The State argues that, although Section 21.12(a)(1) does not state that it applies to a school district employee—which appellant was—it is clear that was the intent of the Legislature. While it is true that employees of a school are generally also considered to be employees of the school district overseeing that school, the inverse may or may not be true, depending on the facts of the case. We are not persuaded that the Legislature intended section 21.12(a)(1) to apply to appellant under this set of facts. Had he been assigned to Clear Creek High School or to its feeder system, his status as an employee of the school would have been a closer call. But as an employee of the CISD Police Department, assigned to a feeder system that did not encompass CCHS, we conclude that the evidence was legally insufficient to support the jury’s verdict that appellant was an employee of CCHS.
By that logic, employees in the central office—like the superintendent—could have a sexual relationship with a student and not be convicted of a crime because they are not working at or employed by “the school.” It’s not quite that simple, however. There is another section of this law which would definitely apply to the superintendent. Section 21.12(a)(2) makes it a crime for a certified educator to have a sexual relationship with a student who attends any school in the district where the employee works. So our hypothetical superintendent would be committing a crime by having a sexual encounter with any student in the district.
But what about the business manager? What about the transportation director? If they are not certified educators and are not required to hold a license issued by the state, as with a nurse, school psychologist, OT, PT, etc., these criminal statutes do not apply.
So what we have in the Conroe case is a person employed by the district’s police department who had sex with a student in the district, but has not committed a crime by doing so. He was not a certified educator, did not have to have one of the state licenses covered by the statute, and he was not an employee of the high school where the student attended.
Someone could probably make a few bucks developing a laminated chart explaining exactly what employees can have sex with which students, and whether the consequences would involve termination of employment, revocation of certificate, criminal conviction, or extended time in purgatory. The Dawg is not going to do that, but we’re just pointing out that this is becoming as complicated as our nepotism laws.

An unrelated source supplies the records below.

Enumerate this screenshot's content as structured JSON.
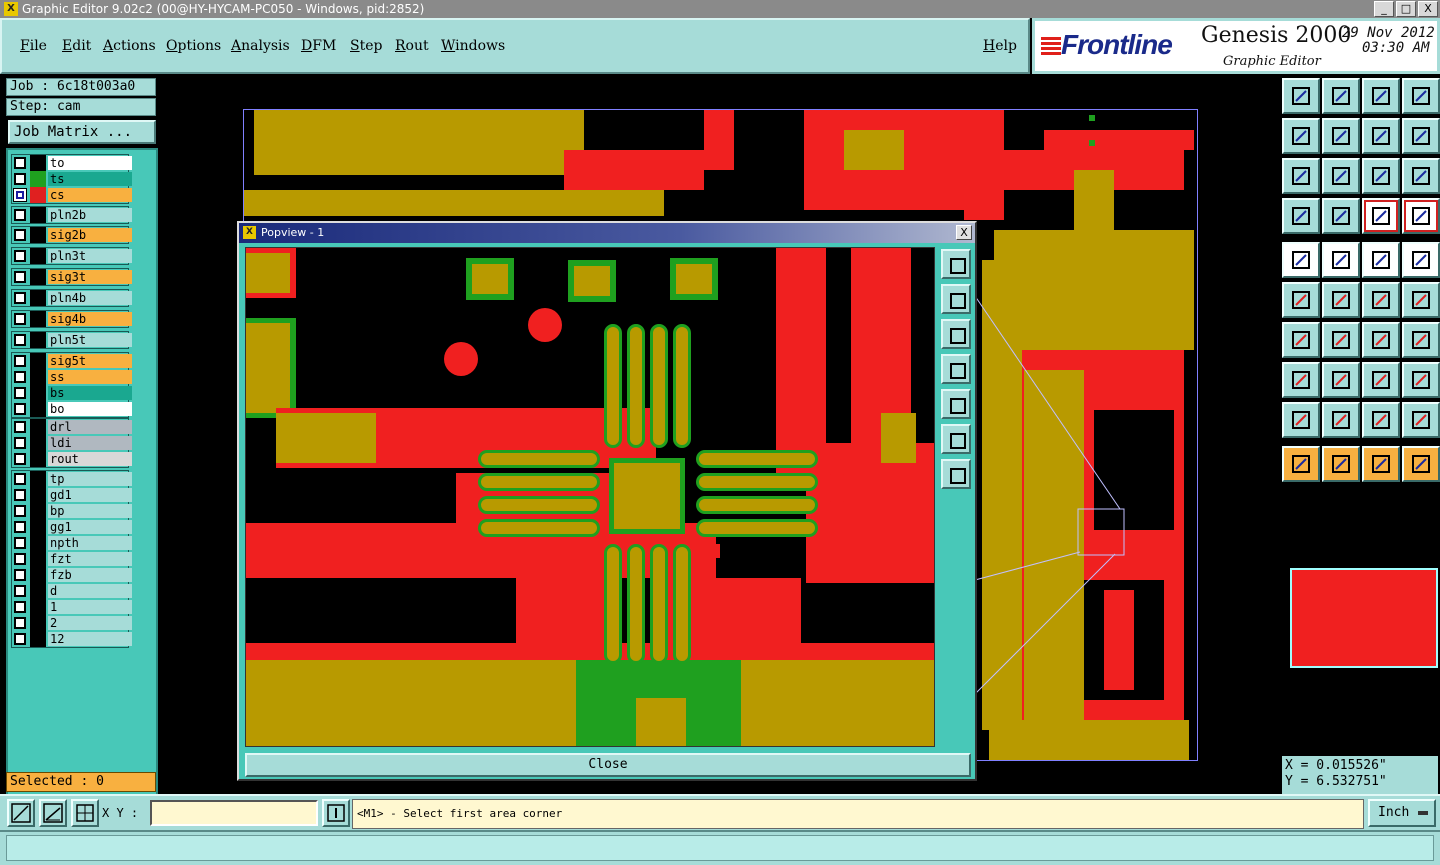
{
  "window": {
    "title": "Graphic Editor 9.02c2 (00@HY-HYCAM-PC050 - Windows, pid:2852)",
    "icon": "X",
    "buttons": [
      "_",
      "□",
      "X"
    ]
  },
  "menu": [
    "File",
    "Edit",
    "Actions",
    "Options",
    "Analysis",
    "DFM",
    "Step",
    "Rout",
    "Windows"
  ],
  "help": "Help",
  "brand": {
    "logo": "Frontline",
    "product": "Genesis 2000",
    "subtitle": "Graphic Editor",
    "date": "29 Nov 2012",
    "time": "03:30 AM"
  },
  "job": {
    "job_label": "Job : 6c18t003a0",
    "step_label": "Step: cam",
    "matrix_button": "Job Matrix ..."
  },
  "layer_groups": [
    {
      "layers": [
        {
          "name": "to",
          "color": "#000000",
          "bg": "#ffffff",
          "on": false
        },
        {
          "name": "ts",
          "color": "#1fa01f",
          "bg": "#1aa890",
          "on": false
        },
        {
          "name": "cs",
          "color": "#e02020",
          "bg": "#f8b040",
          "on": true
        }
      ]
    },
    {
      "layers": [
        {
          "name": "pln2b",
          "color": "#000000",
          "bg": "#a6dcd8",
          "on": false
        }
      ]
    },
    {
      "layers": [
        {
          "name": "sig2b",
          "color": "#000000",
          "bg": "#f8b040",
          "on": false
        }
      ]
    },
    {
      "layers": [
        {
          "name": "pln3t",
          "color": "#000000",
          "bg": "#a6dcd8",
          "on": false
        }
      ]
    },
    {
      "layers": [
        {
          "name": "sig3t",
          "color": "#000000",
          "bg": "#f8b040",
          "on": false
        }
      ]
    },
    {
      "layers": [
        {
          "name": "pln4b",
          "color": "#000000",
          "bg": "#a6dcd8",
          "on": false
        }
      ]
    },
    {
      "layers": [
        {
          "name": "sig4b",
          "color": "#000000",
          "bg": "#f8b040",
          "on": false
        }
      ]
    },
    {
      "layers": [
        {
          "name": "pln5t",
          "color": "#000000",
          "bg": "#a6dcd8",
          "on": false
        }
      ]
    },
    {
      "layers": [
        {
          "name": "sig5t",
          "color": "#000000",
          "bg": "#f8b040",
          "on": false
        },
        {
          "name": "ss",
          "color": "#000000",
          "bg": "#f8b040",
          "on": false
        },
        {
          "name": "bs",
          "color": "#000000",
          "bg": "#1aa890",
          "on": false
        },
        {
          "name": "bo",
          "color": "#000000",
          "bg": "#ffffff",
          "on": false
        }
      ]
    },
    {
      "layers": [
        {
          "name": "drl",
          "color": "#000000",
          "bg": "#b0b8c0",
          "on": false
        },
        {
          "name": "ldi",
          "color": "#000000",
          "bg": "#b0b8c0",
          "on": false
        },
        {
          "name": "rout",
          "color": "#000000",
          "bg": "#d8d8d8",
          "on": false
        }
      ]
    },
    {
      "layers": [
        {
          "name": "tp",
          "color": "#000000",
          "bg": "#a6dcd8",
          "on": false
        },
        {
          "name": "gd1",
          "color": "#000000",
          "bg": "#a6dcd8",
          "on": false
        },
        {
          "name": "bp",
          "color": "#000000",
          "bg": "#a6dcd8",
          "on": false
        },
        {
          "name": "gg1",
          "color": "#000000",
          "bg": "#a6dcd8",
          "on": false
        },
        {
          "name": "npth",
          "color": "#000000",
          "bg": "#a6dcd8",
          "on": false
        },
        {
          "name": "fzt",
          "color": "#000000",
          "bg": "#a6dcd8",
          "on": false
        },
        {
          "name": "fzb",
          "color": "#000000",
          "bg": "#a6dcd8",
          "on": false
        },
        {
          "name": "d",
          "color": "#000000",
          "bg": "#a6dcd8",
          "on": false
        },
        {
          "name": "1",
          "color": "#000000",
          "bg": "#a6dcd8",
          "on": false
        },
        {
          "name": "2",
          "color": "#000000",
          "bg": "#a6dcd8",
          "on": false
        },
        {
          "name": "12",
          "color": "#000000",
          "bg": "#a6dcd8",
          "on": false
        }
      ]
    }
  ],
  "selected": "Selected : 0",
  "popview": {
    "title": "Popview - 1",
    "close_label": "Close",
    "tools": [
      "zoom-fit-icon",
      "pan-up-icon",
      "pan-down-icon",
      "pan-left-icon",
      "pan-right-icon",
      "zoom-in-icon",
      "zoom-out-icon"
    ]
  },
  "coords": {
    "x": "X = 0.015526\"",
    "y": "Y = 6.532751\""
  },
  "status": {
    "xy_label": "X Y :",
    "xy_value": "",
    "message": "<M1> - Select first area corner",
    "unit": "Inch"
  },
  "colors": {
    "panel": "#a6dcd8",
    "copper": "#b89a00",
    "top_layer": "#f02020",
    "solder_mask": "#1fa01f",
    "highlight": "#f8b040"
  }
}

The case is State of Texas v. Sutton, decided by the Texas Court of Criminal Appeals on September 14, 2016. We found it at 2016 WL 4793141.
DAWG BONE: AND BELIEVE ME, THE NEPOTISM LAWS ARE COMPLICATED
File this one under: CRIMINAL LAW